Provided material |
++++
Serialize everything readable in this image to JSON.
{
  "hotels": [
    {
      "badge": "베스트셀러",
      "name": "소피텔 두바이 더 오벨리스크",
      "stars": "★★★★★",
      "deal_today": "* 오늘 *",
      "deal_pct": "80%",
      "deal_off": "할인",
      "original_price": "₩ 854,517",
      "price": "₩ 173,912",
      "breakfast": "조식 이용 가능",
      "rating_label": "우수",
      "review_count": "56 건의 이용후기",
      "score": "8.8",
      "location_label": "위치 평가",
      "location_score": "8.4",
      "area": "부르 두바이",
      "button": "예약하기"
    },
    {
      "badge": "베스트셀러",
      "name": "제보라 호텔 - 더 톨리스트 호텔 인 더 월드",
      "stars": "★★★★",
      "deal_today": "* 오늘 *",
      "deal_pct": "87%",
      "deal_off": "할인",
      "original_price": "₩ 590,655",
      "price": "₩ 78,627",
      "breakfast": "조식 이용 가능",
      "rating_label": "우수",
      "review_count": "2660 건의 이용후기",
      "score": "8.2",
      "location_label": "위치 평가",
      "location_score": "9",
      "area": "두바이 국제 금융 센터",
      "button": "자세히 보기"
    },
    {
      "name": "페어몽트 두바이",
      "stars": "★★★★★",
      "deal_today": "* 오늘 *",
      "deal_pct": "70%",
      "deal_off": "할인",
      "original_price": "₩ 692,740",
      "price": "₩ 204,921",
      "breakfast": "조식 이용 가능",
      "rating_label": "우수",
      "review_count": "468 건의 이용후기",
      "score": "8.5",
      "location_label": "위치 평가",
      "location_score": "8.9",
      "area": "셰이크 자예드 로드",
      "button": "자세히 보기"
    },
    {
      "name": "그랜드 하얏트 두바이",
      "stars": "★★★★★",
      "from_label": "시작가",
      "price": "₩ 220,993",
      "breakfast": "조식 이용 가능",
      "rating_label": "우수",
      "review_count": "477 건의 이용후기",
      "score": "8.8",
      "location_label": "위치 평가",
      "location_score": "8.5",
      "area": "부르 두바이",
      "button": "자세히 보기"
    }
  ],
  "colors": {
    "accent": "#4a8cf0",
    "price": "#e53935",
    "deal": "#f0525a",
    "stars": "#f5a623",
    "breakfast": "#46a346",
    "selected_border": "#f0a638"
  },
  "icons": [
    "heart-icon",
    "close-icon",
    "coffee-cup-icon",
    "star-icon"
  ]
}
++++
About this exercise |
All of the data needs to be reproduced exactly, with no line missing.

Response area |
Serialize everything readable in this image to JSON.
{
  "hotels": [
    {
      "badge": "베스트셀러",
      "name": "소피텔 두바이 더 오벨리스크",
      "stars": "★★★★★",
      "deal_today": "* 오늘 *",
      "deal_pct": "80%",
      "deal_off": "할인",
      "original_price": "₩ 854,517",
      "price": "₩ 173,912",
      "breakfast": "조식 이용 가능",
      "rating_label": "우수",
      "review_count": "56 건의 이용후기",
      "score": "8.8",
      "location_label": "위치 평가",
      "location_score": "8.4",
      "area": "부르 두바이",
      "button": "예약하기"
    },
    {
      "badge": "베스트셀러",
      "name": "제보라 호텔 - 더 톨리스트 호텔 인 더 월드",
      "stars": "★★★★",
      "deal_today": "* 오늘 *",
      "deal_pct": "87%",
      "deal_off": "할인",
      "original_price": "₩ 590,655",
      "price": "₩ 78,627",
      "breakfast": "조식 이용 가능",
      "rating_label": "우수",
      "review_count": "2660 건의 이용후기",
      "score": "8.2",
      "location_label": "위치 평가",
      "location_score": "9",
      "area": "두바이 국제 금융 센터",
      "button": "자세히 보기"
    },
    {
      "name": "페어몽트 두바이",
      "stars": "★★★★★",
      "deal_today": "* 오늘 *",
      "deal_pct": "70%",
      "deal_off": "할인",
      "original_price": "₩ 692,740",
      "price": "₩ 204,921",
      "breakfast": "조식 이용 가능",
      "rating_label": "우수",
      "review_count": "468 건의 이용후기",
      "score": "8.5",
      "location_label": "위치 평가",
      "location_score": "8.9",
      "area": "셰이크 자예드 로드",
      "button": "자세히 보기"
    },
    {
      "name": "그랜드 하얏트 두바이",
      "stars": "★★★★★",
      "from_label": "시작가",
      "price": "₩ 220,993",
      "breakfast": "조식 이용 가능",
      "rating_label": "우수",
      "review_count": "477 건의 이용후기",
      "score": "8.8",
      "location_label": "위치 평가",
      "location_score": "8.5",
      "area": "부르 두바이",
      "button": "자세히 보기"
    }
  ],
  "colors": {
    "accent": "#4a8cf0",
    "price": "#e53935",
    "deal": "#f0525a",
    "stars": "#f5a623",
    "breakfast": "#46a346",
    "selected_border": "#f0a638"
  },
  "icons": [
    "heart-icon",
    "close-icon",
    "coffee-cup-icon",
    "star-icon"
  ]
}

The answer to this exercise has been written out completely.